*** Block opens ***
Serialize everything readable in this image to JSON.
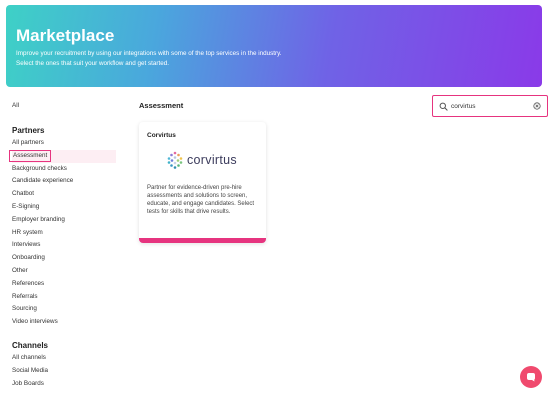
{
  "hero": {
    "title": "Marketplace",
    "line1": "Improve your recruitment by using our integrations with some of the top services in the industry.",
    "line2": "Select the ones that suit your workflow and get started."
  },
  "sidebar": {
    "all": "All",
    "partners_heading": "Partners",
    "partners": [
      "All partners",
      "Assessment",
      "Background checks",
      "Candidate experience",
      "Chatbot",
      "E-Signing",
      "Employer branding",
      "HR system",
      "Interviews",
      "Onboarding",
      "Other",
      "References",
      "Referrals",
      "Sourcing",
      "Video interviews"
    ],
    "channels_heading": "Channels",
    "channels": [
      "All channels",
      "Social Media",
      "Job Boards"
    ]
  },
  "main": {
    "title": "Assessment"
  },
  "search": {
    "value": "corvirtus"
  },
  "card": {
    "title": "Corvirtus",
    "logo_text": "corvirtus",
    "description": "Partner for evidence-driven pre-hire assessments and solutions to screen, educate, and engage candidates. Select tests for skills that drive results."
  },
  "colors": {
    "accent": "#e6347f",
    "chat": "#f04a6e"
  },
  "icons": {
    "search": "search-icon",
    "clear": "clear-circle-icon",
    "chat": "chat-icon",
    "logo": "corvirtus-hex-logo"
  }
}
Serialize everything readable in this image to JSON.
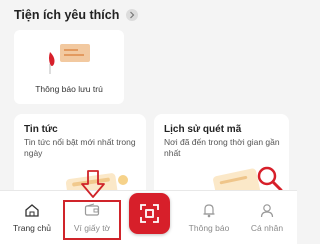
{
  "favorites": {
    "title": "Tiện ích yêu thích",
    "items": [
      {
        "label": "Thông báo lưu trú",
        "icon": "notice-board-icon"
      }
    ]
  },
  "tiles": [
    {
      "title": "Tin tức",
      "description": "Tin tức nổi bật mới nhất trong ngày",
      "icon": "news-icon"
    },
    {
      "title": "Lịch sử quét mã",
      "description": "Nơi đã đến trong thời gian gần nhất",
      "icon": "scan-history-icon"
    }
  ],
  "bottom_nav": {
    "items": [
      {
        "label": "Trang chủ",
        "icon": "home-icon",
        "active": true
      },
      {
        "label": "Ví giấy tờ",
        "icon": "wallet-icon",
        "highlighted": true
      },
      {
        "label": "",
        "icon": "qr-scan-icon"
      },
      {
        "label": "Thông báo",
        "icon": "bell-icon"
      },
      {
        "label": "Cá nhân",
        "icon": "user-icon"
      }
    ]
  },
  "colors": {
    "accent": "#d71f2a",
    "highlight_box": "#d0242a",
    "background": "#f4f4f4"
  }
}
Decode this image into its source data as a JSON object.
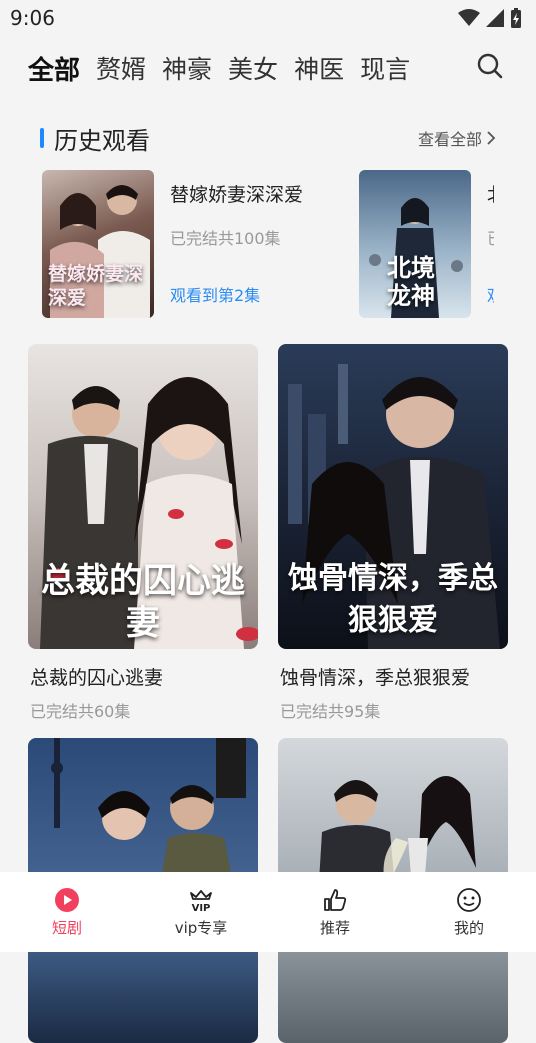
{
  "status_bar": {
    "time": "9:06"
  },
  "tabs": [
    {
      "label": "全部",
      "active": true
    },
    {
      "label": "赘婿"
    },
    {
      "label": "神豪"
    },
    {
      "label": "美女"
    },
    {
      "label": "神医"
    },
    {
      "label": "现言"
    }
  ],
  "history": {
    "title": "历史观看",
    "view_all": "查看全部",
    "items": [
      {
        "name": "替嫁娇妻深深爱",
        "status": "已完结共100集",
        "progress": "观看到第2集",
        "poster_text": "替嫁娇妻深深爱"
      },
      {
        "name": "北",
        "status": "已",
        "progress": "观",
        "poster_text": "北境龙神"
      }
    ]
  },
  "cards": [
    {
      "title": "总裁的囚心逃妻",
      "status": "已完结共60集",
      "poster_text": "总裁的囚心逃妻"
    },
    {
      "title": "蚀骨情深，季总狠狠爱",
      "status": "已完结共95集",
      "poster_text": "蚀骨情深，季总狠狠爱"
    },
    {
      "title": "",
      "status": "",
      "poster_text": ""
    },
    {
      "title": "",
      "status": "",
      "poster_text": ""
    }
  ],
  "bottom_nav": [
    {
      "label": "短剧",
      "icon": "play-circle-icon",
      "active": true
    },
    {
      "label": "vip专享",
      "icon": "vip-crown-icon"
    },
    {
      "label": "推荐",
      "icon": "thumbs-up-icon"
    },
    {
      "label": "我的",
      "icon": "smiley-face-icon"
    }
  ],
  "colors": {
    "accent_blue": "#2a8cf4",
    "active_red": "#f0405e",
    "background": "#f4f4f4"
  }
}
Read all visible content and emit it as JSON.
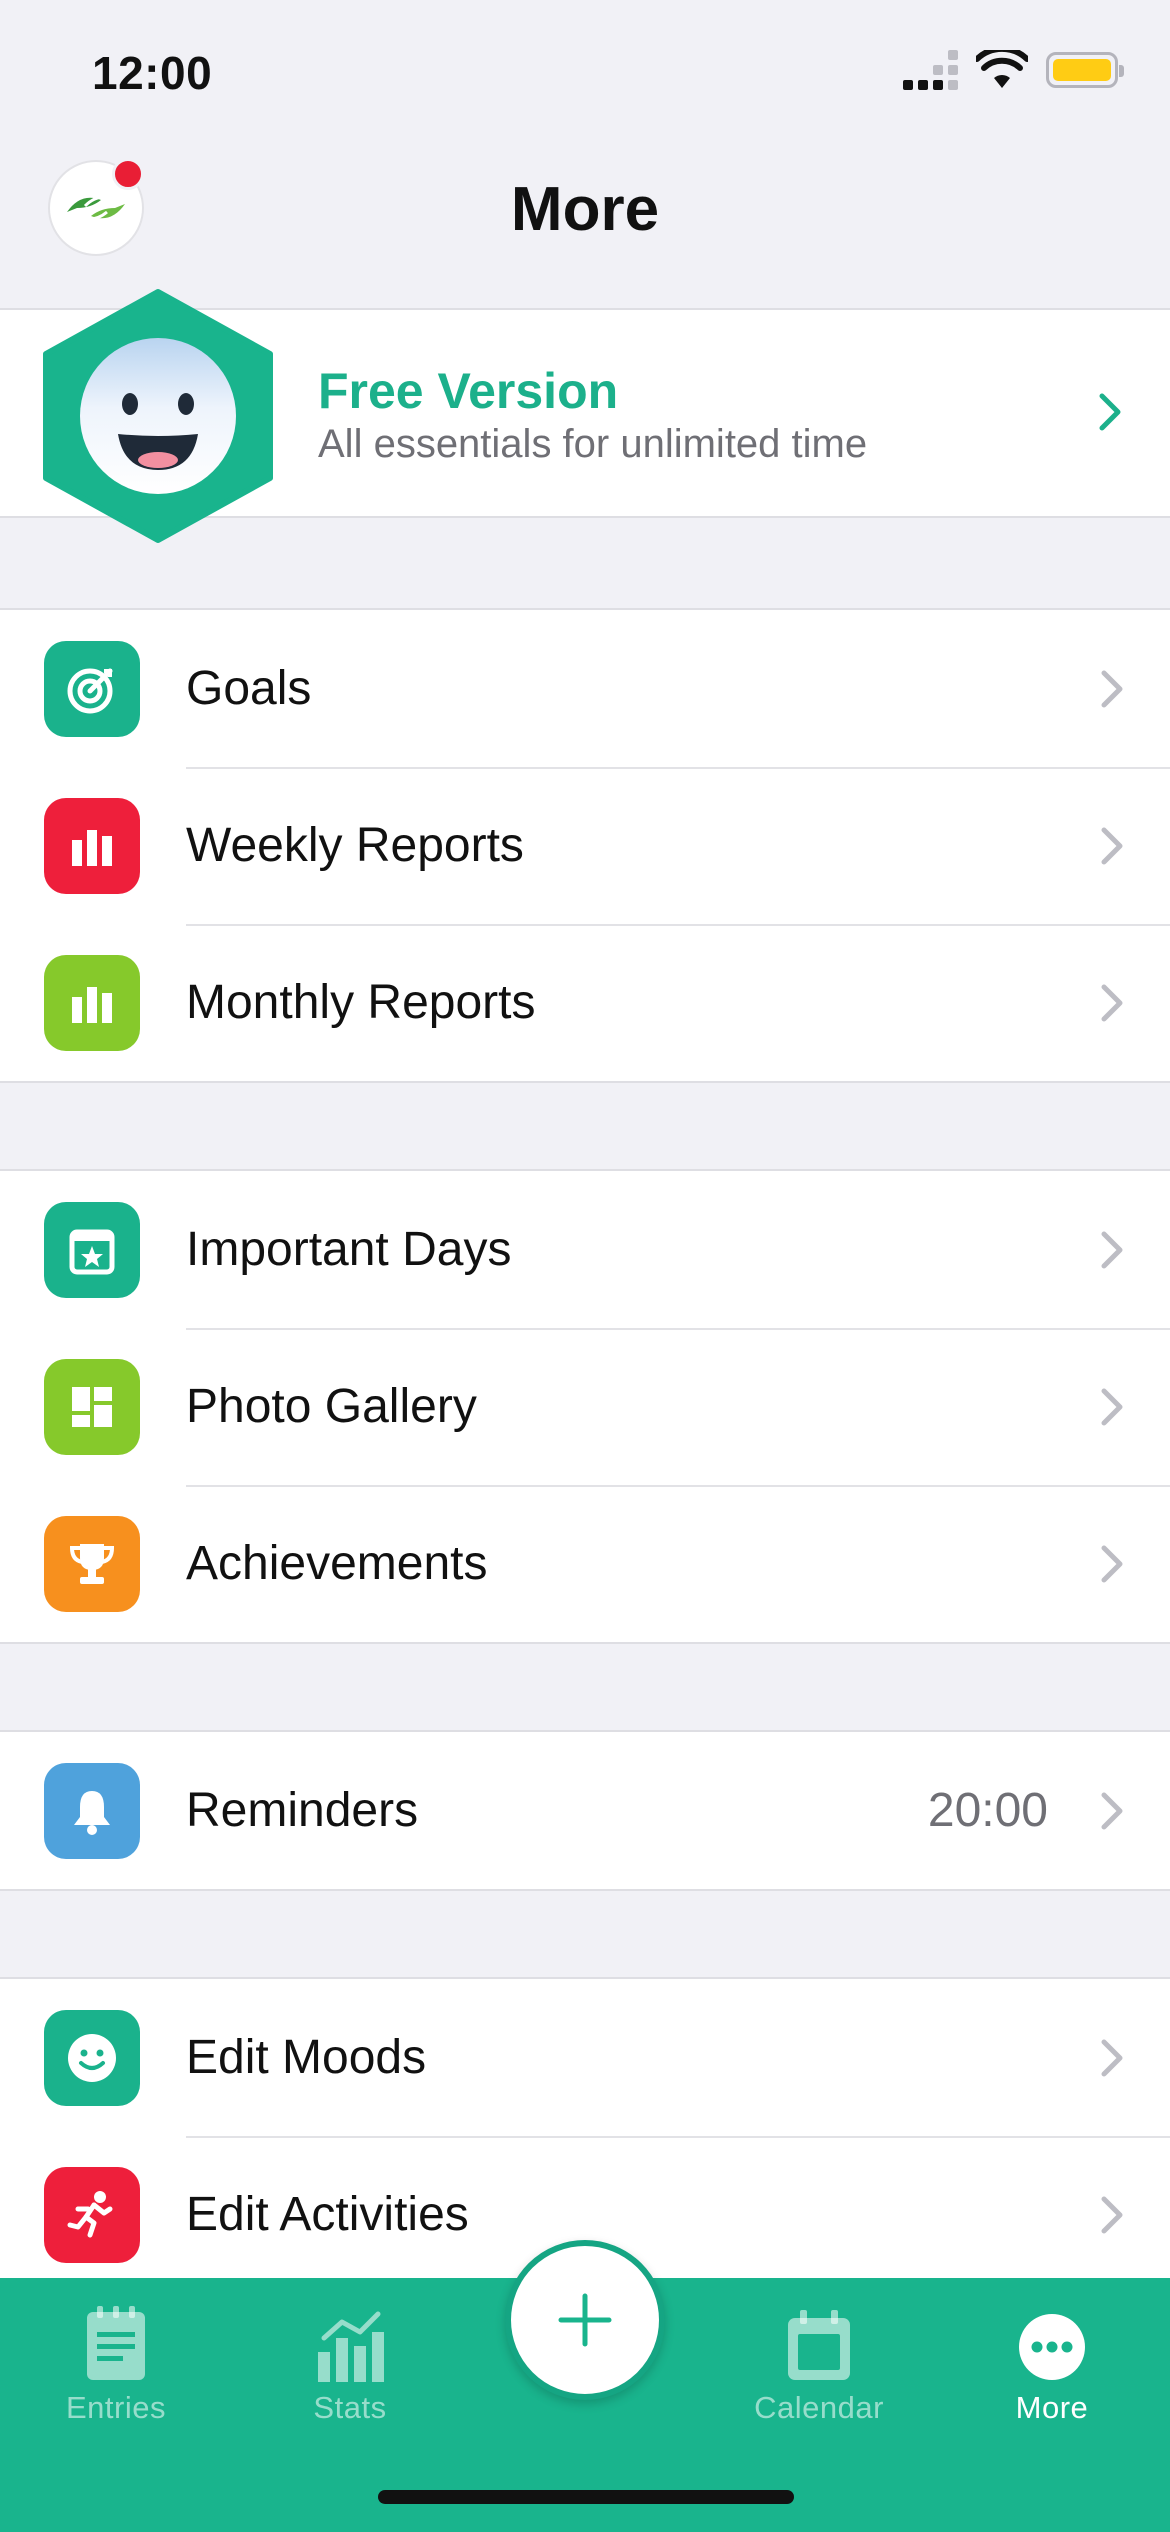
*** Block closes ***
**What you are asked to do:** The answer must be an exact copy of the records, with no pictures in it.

**Answer box:**
Serialize everything readable in this image to JSON.
{
  "hero": {
    "title": "Marketplace",
    "line1": "Improve your recruitment by using our integrations with some of the top services in the industry.",
    "line2": "Select the ones that suit your workflow and get started."
  },
  "sidebar": {
    "all": "All",
    "partners_heading": "Partners",
    "partners": [
      "All partners",
      "Assessment",
      "Background checks",
      "Candidate experience",
      "Chatbot",
      "E-Signing",
      "Employer branding",
      "HR system",
      "Interviews",
      "Onboarding",
      "Other",
      "References",
      "Referrals",
      "Sourcing",
      "Video interviews"
    ],
    "channels_heading": "Channels",
    "channels": [
      "All channels",
      "Social Media",
      "Job Boards"
    ]
  },
  "main": {
    "title": "Assessment"
  },
  "search": {
    "value": "corvirtus"
  },
  "card": {
    "title": "Corvirtus",
    "logo_text": "corvirtus",
    "description": "Partner for evidence-driven pre-hire assessments and solutions to screen, educate, and engage candidates. Select tests for skills that drive results."
  },
  "colors": {
    "accent": "#e6347f",
    "chat": "#f04a6e"
  },
  "icons": {
    "search": "search-icon",
    "clear": "clear-circle-icon",
    "chat": "chat-icon",
    "logo": "corvirtus-hex-logo"
  }
}
Serialize everything readable in this image to JSON.
{
  "favorites": {
    "title": "Tiện ích yêu thích",
    "items": [
      {
        "label": "Thông báo lưu trú",
        "icon": "notice-board-icon"
      }
    ]
  },
  "tiles": [
    {
      "title": "Tin tức",
      "description": "Tin tức nổi bật mới nhất trong ngày",
      "icon": "news-icon"
    },
    {
      "title": "Lịch sử quét mã",
      "description": "Nơi đã đến trong thời gian gần nhất",
      "icon": "scan-history-icon"
    }
  ],
  "bottom_nav": {
    "items": [
      {
        "label": "Trang chủ",
        "icon": "home-icon",
        "active": true
      },
      {
        "label": "Ví giấy tờ",
        "icon": "wallet-icon",
        "highlighted": true
      },
      {
        "label": "",
        "icon": "qr-scan-icon"
      },
      {
        "label": "Thông báo",
        "icon": "bell-icon"
      },
      {
        "label": "Cá nhân",
        "icon": "user-icon"
      }
    ]
  },
  "colors": {
    "accent": "#d71f2a",
    "highlight_box": "#d0242a",
    "background": "#f4f4f4"
  }
}
Decode this image into its source data as a JSON object.
{
  "status_bar": {
    "time": "9:06"
  },
  "tabs": [
    {
      "label": "全部",
      "active": true
    },
    {
      "label": "赘婿"
    },
    {
      "label": "神豪"
    },
    {
      "label": "美女"
    },
    {
      "label": "神医"
    },
    {
      "label": "现言"
    }
  ],
  "history": {
    "title": "历史观看",
    "view_all": "查看全部",
    "items": [
      {
        "name": "替嫁娇妻深深爱",
        "status": "已完结共100集",
        "progress": "观看到第2集",
        "poster_text": "替嫁娇妻深深爱"
      },
      {
        "name": "北",
        "status": "已",
        "progress": "观",
        "poster_text": "北境龙神"
      }
    ]
  },
  "cards": [
    {
      "title": "总裁的囚心逃妻",
      "status": "已完结共60集",
      "poster_text": "总裁的囚心逃妻"
    },
    {
      "title": "蚀骨情深，季总狠狠爱",
      "status": "已完结共95集",
      "poster_text": "蚀骨情深，季总狠狠爱"
    },
    {
      "title": "",
      "status": "",
      "poster_text": ""
    },
    {
      "title": "",
      "status": "",
      "poster_text": ""
    }
  ],
  "bottom_nav": [
    {
      "label": "短剧",
      "icon": "play-circle-icon",
      "active": true
    },
    {
      "label": "vip专享",
      "icon": "vip-crown-icon"
    },
    {
      "label": "推荐",
      "icon": "thumbs-up-icon"
    },
    {
      "label": "我的",
      "icon": "smiley-face-icon"
    }
  ],
  "colors": {
    "accent_blue": "#2a8cf4",
    "active_red": "#f0405e",
    "background": "#f4f4f4"
  }
}
Read all visible content and emit it as JSON.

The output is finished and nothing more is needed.